[[ SUPPLIED ENTRIES open ]]
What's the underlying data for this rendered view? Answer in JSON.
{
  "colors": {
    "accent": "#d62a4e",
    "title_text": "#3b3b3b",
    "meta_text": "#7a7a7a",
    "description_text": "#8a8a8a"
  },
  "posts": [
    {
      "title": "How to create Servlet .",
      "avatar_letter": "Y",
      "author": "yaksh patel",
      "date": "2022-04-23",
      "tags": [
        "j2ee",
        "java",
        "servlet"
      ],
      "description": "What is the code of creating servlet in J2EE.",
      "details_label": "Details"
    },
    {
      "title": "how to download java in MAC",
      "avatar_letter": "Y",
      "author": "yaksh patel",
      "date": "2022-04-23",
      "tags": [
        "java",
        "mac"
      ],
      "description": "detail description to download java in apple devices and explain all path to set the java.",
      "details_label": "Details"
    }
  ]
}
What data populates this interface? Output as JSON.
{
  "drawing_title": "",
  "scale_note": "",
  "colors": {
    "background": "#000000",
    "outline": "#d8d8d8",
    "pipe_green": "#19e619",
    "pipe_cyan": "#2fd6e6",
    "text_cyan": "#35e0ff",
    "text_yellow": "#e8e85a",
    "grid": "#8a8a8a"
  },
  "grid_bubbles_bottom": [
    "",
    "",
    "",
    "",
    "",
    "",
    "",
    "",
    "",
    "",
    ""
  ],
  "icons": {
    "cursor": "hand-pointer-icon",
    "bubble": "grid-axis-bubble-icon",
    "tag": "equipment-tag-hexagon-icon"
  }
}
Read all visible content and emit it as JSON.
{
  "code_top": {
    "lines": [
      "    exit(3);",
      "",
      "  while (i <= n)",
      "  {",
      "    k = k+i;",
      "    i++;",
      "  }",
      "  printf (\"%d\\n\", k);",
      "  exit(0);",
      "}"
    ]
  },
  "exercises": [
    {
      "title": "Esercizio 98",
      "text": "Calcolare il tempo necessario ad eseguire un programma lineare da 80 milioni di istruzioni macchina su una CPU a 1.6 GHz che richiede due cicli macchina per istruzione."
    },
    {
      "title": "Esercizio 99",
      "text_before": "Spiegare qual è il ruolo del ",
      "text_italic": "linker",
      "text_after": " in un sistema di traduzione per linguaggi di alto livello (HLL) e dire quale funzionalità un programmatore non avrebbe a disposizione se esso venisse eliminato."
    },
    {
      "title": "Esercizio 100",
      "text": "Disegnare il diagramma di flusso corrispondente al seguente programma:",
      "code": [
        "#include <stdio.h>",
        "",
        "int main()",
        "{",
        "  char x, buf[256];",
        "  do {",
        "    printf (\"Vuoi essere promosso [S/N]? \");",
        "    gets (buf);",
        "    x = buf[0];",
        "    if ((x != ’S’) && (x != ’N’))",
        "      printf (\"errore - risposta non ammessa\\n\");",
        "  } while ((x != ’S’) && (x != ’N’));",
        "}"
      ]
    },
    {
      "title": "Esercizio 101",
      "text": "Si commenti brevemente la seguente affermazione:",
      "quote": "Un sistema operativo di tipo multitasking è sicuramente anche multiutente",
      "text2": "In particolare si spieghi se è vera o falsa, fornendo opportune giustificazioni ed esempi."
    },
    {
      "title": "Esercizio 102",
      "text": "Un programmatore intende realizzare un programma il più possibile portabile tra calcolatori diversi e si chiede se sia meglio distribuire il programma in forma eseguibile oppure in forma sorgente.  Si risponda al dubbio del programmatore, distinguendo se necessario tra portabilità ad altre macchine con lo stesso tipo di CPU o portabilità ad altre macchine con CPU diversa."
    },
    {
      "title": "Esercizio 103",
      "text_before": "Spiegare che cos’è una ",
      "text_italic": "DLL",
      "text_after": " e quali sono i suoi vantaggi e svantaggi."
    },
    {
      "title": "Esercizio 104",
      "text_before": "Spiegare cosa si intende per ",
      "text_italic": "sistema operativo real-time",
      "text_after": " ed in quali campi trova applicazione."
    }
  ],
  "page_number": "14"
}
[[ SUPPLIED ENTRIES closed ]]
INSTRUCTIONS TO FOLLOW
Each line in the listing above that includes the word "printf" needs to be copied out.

EXPECTED ANSWER
      "  printf (\"%d\\n\", k);",
        "    printf (\"Vuoi essere promosso [S/N]? \");",
        "      printf (\"errore - risposta non ammessa\\n\");",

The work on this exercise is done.